The answer must be an exact copy of every record below.

Stored data entries
BEGIN
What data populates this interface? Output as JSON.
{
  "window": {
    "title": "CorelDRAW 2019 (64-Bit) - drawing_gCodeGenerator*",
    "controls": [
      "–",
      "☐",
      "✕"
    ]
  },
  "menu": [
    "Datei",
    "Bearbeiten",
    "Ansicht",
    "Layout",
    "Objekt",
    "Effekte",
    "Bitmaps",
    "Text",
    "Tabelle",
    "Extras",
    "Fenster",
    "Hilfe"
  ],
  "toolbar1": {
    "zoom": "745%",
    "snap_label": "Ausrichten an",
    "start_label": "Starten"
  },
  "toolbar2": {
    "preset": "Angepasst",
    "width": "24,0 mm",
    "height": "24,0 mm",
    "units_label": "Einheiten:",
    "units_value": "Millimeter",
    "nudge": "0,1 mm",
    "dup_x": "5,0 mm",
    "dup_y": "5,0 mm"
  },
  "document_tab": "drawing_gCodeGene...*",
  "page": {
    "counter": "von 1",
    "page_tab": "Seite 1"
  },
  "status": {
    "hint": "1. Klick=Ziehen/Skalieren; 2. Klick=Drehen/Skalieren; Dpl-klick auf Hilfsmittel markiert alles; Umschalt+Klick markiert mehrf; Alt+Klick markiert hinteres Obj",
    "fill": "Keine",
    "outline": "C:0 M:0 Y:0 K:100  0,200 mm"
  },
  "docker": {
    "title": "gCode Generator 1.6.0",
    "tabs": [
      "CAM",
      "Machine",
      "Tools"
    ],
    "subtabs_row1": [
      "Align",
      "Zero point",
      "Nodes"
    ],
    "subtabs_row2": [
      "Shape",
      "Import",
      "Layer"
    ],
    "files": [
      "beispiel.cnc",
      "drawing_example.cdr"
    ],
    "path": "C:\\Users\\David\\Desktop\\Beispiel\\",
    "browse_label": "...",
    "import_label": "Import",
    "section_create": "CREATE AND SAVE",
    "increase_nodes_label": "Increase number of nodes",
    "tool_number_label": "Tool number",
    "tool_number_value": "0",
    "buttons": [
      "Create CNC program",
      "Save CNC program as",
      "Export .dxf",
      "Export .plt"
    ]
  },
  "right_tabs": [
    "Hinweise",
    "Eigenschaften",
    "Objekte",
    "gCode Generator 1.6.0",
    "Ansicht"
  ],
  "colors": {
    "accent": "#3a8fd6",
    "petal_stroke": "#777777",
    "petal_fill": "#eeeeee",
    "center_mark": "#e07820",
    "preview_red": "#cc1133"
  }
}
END
Response -
What data populates this interface? Output as JSON.
{
  "window": {
    "title": "CorelDRAW 2019 (64-Bit) - drawing_gCodeGenerator*",
    "controls": [
      "–",
      "☐",
      "✕"
    ]
  },
  "menu": [
    "Datei",
    "Bearbeiten",
    "Ansicht",
    "Layout",
    "Objekt",
    "Effekte",
    "Bitmaps",
    "Text",
    "Tabelle",
    "Extras",
    "Fenster",
    "Hilfe"
  ],
  "toolbar1": {
    "zoom": "745%",
    "snap_label": "Ausrichten an",
    "start_label": "Starten"
  },
  "toolbar2": {
    "preset": "Angepasst",
    "width": "24,0 mm",
    "height": "24,0 mm",
    "units_label": "Einheiten:",
    "units_value": "Millimeter",
    "nudge": "0,1 mm",
    "dup_x": "5,0 mm",
    "dup_y": "5,0 mm"
  },
  "document_tab": "drawing_gCodeGene...*",
  "page": {
    "counter": "von 1",
    "page_tab": "Seite 1"
  },
  "status": {
    "hint": "1. Klick=Ziehen/Skalieren; 2. Klick=Drehen/Skalieren; Dpl-klick auf Hilfsmittel markiert alles; Umschalt+Klick markiert mehrf; Alt+Klick markiert hinteres Obj",
    "fill": "Keine",
    "outline": "C:0 M:0 Y:0 K:100  0,200 mm"
  },
  "docker": {
    "title": "gCode Generator 1.6.0",
    "tabs": [
      "CAM",
      "Machine",
      "Tools"
    ],
    "subtabs_row1": [
      "Align",
      "Zero point",
      "Nodes"
    ],
    "subtabs_row2": [
      "Shape",
      "Import",
      "Layer"
    ],
    "files": [
      "beispiel.cnc",
      "drawing_example.cdr"
    ],
    "path": "C:\\Users\\David\\Desktop\\Beispiel\\",
    "browse_label": "...",
    "import_label": "Import",
    "section_create": "CREATE AND SAVE",
    "increase_nodes_label": "Increase number of nodes",
    "tool_number_label": "Tool number",
    "tool_number_value": "0",
    "buttons": [
      "Create CNC program",
      "Save CNC program as",
      "Export .dxf",
      "Export .plt"
    ]
  },
  "right_tabs": [
    "Hinweise",
    "Eigenschaften",
    "Objekte",
    "gCode Generator 1.6.0",
    "Ansicht"
  ],
  "colors": {
    "accent": "#3a8fd6",
    "petal_stroke": "#777777",
    "petal_fill": "#eeeeee",
    "center_mark": "#e07820",
    "preview_red": "#cc1133"
  }
}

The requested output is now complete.